Essay donated by Chintamani Rath
So, why am I a Hindu?
Sometime in late September 1999, a senior Roman Catholic priest made remarks
to the following effect in my presence in an informal setting (but in his
"I think it is high time that we all stop thinking of God in a
primitive and pagan manner as a terrible and frightening Being ever ready to
mete out fearsome punishment to sinners and begin to think of God in a more
acceptable manner as One who is merciful, kind, benevolent, loving,
compassionate and ever ready to forgive sinners when they repent sincerely".
Since the season was that of Durga Puja and Kali Puja (the
great annual Hindu festivals celebrating the Glory
of the Mother Goddess in Her Form as Durga and thereafter in Her Form as
Kali), his references and implications were obvious. He was referring, in an
uncomplimentary manner, to those particular manifestations of the Almighty
towards which we direct our minds during these festivals. He either did not
realize or chose to remain silent on the point that apart from these two
manifestations of the Supreme Being, there are others, too, of the aspect and
demeanor well-depicted by his own description of a desirable and acceptable
Supreme Being, such as Sarasvati, Lakshmi, Bhavani, Vaishnavi and more.
Why should there be so many "manifestations" of the same and one and only
Supreme Being? This is a separate subject and will be addressed later in this
On another occasion soon after the priest's remark, a Muslim colleague
"With the passage of time society progresses and becomes
increasingly more refined. So a later religion is more scientific and
incorporates the accumulated wisdom of greater human experience. Since
Islam is later than both Hinduism and
Christianity, it is more advanced than the latter two
and hence more acceptable".
At that time (1999) the reverend's and my colleague's comments
prompted me to write a small article explaining why in spite of their
arguments I am and continue to remain, and very happily so, a proud and
thankful Hindu. An annual publication in Calcutta did me the honor of
publishing it, and this section is based in part upon that article.
Topics covered in this section:
Copyright © Chintamani Rath. Taken from:

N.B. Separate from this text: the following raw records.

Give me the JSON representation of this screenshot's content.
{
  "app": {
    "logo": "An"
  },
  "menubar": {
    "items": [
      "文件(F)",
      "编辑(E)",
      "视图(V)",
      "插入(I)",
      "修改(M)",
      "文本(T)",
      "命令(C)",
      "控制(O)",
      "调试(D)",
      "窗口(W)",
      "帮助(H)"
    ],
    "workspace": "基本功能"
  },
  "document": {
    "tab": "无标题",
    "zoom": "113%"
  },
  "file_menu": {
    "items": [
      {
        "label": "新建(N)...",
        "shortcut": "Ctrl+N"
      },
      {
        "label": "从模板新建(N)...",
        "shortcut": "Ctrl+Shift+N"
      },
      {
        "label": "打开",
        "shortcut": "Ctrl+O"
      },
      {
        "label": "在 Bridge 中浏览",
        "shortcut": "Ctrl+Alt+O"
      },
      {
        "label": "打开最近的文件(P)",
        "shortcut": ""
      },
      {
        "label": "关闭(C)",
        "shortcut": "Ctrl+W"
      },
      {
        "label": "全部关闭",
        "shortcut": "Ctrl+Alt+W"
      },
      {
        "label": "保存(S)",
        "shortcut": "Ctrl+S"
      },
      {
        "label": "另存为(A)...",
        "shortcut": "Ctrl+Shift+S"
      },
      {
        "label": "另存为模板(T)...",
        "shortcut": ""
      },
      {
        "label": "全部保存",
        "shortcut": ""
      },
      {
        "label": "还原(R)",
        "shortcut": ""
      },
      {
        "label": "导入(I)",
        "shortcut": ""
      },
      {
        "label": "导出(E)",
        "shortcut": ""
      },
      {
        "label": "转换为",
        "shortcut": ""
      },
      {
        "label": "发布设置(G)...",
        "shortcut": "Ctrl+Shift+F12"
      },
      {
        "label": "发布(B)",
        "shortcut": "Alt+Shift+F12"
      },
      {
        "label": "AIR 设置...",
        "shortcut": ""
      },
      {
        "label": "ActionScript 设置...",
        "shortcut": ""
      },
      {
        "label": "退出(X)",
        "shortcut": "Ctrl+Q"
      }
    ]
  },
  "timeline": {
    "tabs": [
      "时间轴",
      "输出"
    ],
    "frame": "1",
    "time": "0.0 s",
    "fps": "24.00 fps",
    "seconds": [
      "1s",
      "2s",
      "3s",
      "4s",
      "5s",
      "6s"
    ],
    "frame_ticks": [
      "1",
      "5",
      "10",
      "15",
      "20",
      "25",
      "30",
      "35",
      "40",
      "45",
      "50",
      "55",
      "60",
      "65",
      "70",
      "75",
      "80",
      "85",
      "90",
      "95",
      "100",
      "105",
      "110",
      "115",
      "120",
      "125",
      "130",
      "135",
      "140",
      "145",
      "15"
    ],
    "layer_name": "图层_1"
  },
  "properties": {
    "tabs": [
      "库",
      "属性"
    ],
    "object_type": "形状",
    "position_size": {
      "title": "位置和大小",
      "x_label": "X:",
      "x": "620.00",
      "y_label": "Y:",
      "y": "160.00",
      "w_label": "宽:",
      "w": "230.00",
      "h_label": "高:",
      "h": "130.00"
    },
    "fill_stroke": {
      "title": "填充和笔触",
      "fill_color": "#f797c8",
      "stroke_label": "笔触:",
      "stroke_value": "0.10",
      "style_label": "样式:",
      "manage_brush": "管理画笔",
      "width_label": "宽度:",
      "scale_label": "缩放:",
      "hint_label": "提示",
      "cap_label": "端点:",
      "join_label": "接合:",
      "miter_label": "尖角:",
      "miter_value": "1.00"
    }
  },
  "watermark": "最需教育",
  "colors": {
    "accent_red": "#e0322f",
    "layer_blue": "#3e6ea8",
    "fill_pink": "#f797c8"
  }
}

http://www.ragaculture.com/hinduism.html Contact Dr Rath for permission to use.
Initial posting: 2009-SEP-30
Latest update: 2009-SEP-30
Author: Chintamani Rath. Email: firstname.lastname@example.org